EXERCISE INSTRUCTIONS:
Because only the text is wanted, repeat the records below exactly and omit the pictures.

START PROVIDED INFORMATION

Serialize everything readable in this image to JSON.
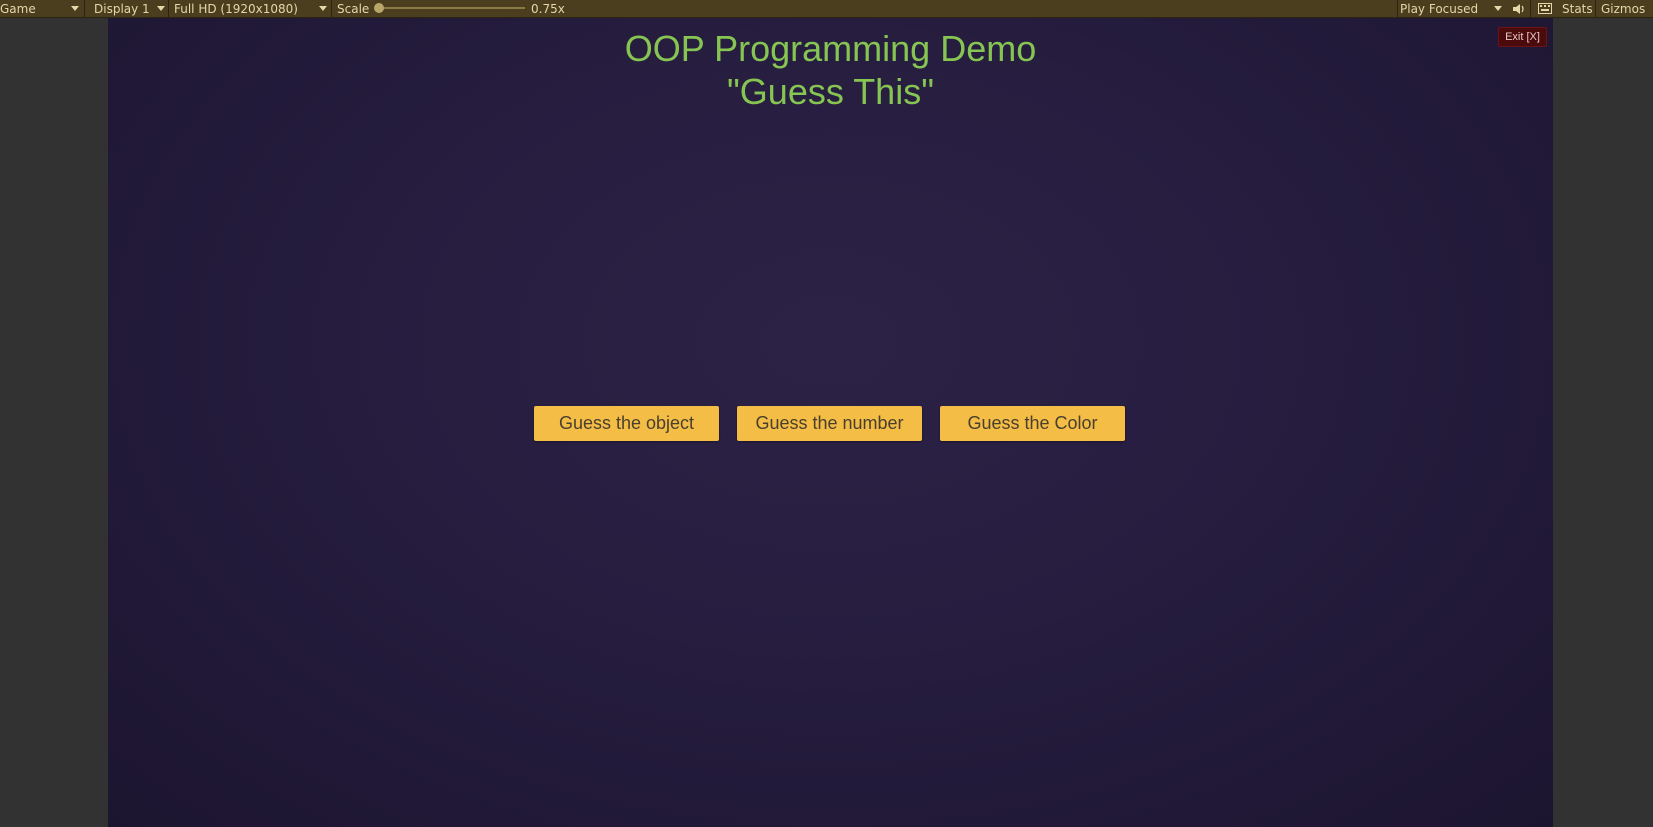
{
  "toolbar": {
    "view_tab": "Game",
    "display": "Display 1",
    "resolution": "Full HD (1920x1080)",
    "scale_label": "Scale",
    "scale_value": "0.75x",
    "play_mode": "Play Focused",
    "stats_label": "Stats",
    "gizmos_label": "Gizmos",
    "icons": [
      "dropdown-caret-icon",
      "speaker-icon",
      "keyboard-icon"
    ]
  },
  "game": {
    "title_line1": "OOP Programming Demo",
    "title_line2": "\"Guess This\"",
    "exit_label": "Exit [X]",
    "buttons": [
      {
        "label": "Guess the object"
      },
      {
        "label": "Guess the number"
      },
      {
        "label": "Guess the Color"
      }
    ]
  },
  "colors": {
    "title": "#87c552",
    "button_bg": "#f4bd45",
    "exit_bg": "#4b0a0c",
    "background": "#261d3f",
    "toolbar": "#4a3e1f"
  }
}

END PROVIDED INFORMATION

FINAL ANSWER:
Serialize everything readable in this image to JSON.
{
  "toolbar": {
    "view_tab": "Game",
    "display": "Display 1",
    "resolution": "Full HD (1920x1080)",
    "scale_label": "Scale",
    "scale_value": "0.75x",
    "play_mode": "Play Focused",
    "stats_label": "Stats",
    "gizmos_label": "Gizmos",
    "icons": [
      "dropdown-caret-icon",
      "speaker-icon",
      "keyboard-icon"
    ]
  },
  "game": {
    "title_line1": "OOP Programming Demo",
    "title_line2": "\"Guess This\"",
    "exit_label": "Exit [X]",
    "buttons": [
      {
        "label": "Guess the object"
      },
      {
        "label": "Guess the number"
      },
      {
        "label": "Guess the Color"
      }
    ]
  },
  "colors": {
    "title": "#87c552",
    "button_bg": "#f4bd45",
    "exit_bg": "#4b0a0c",
    "background": "#261d3f",
    "toolbar": "#4a3e1f"
  }
}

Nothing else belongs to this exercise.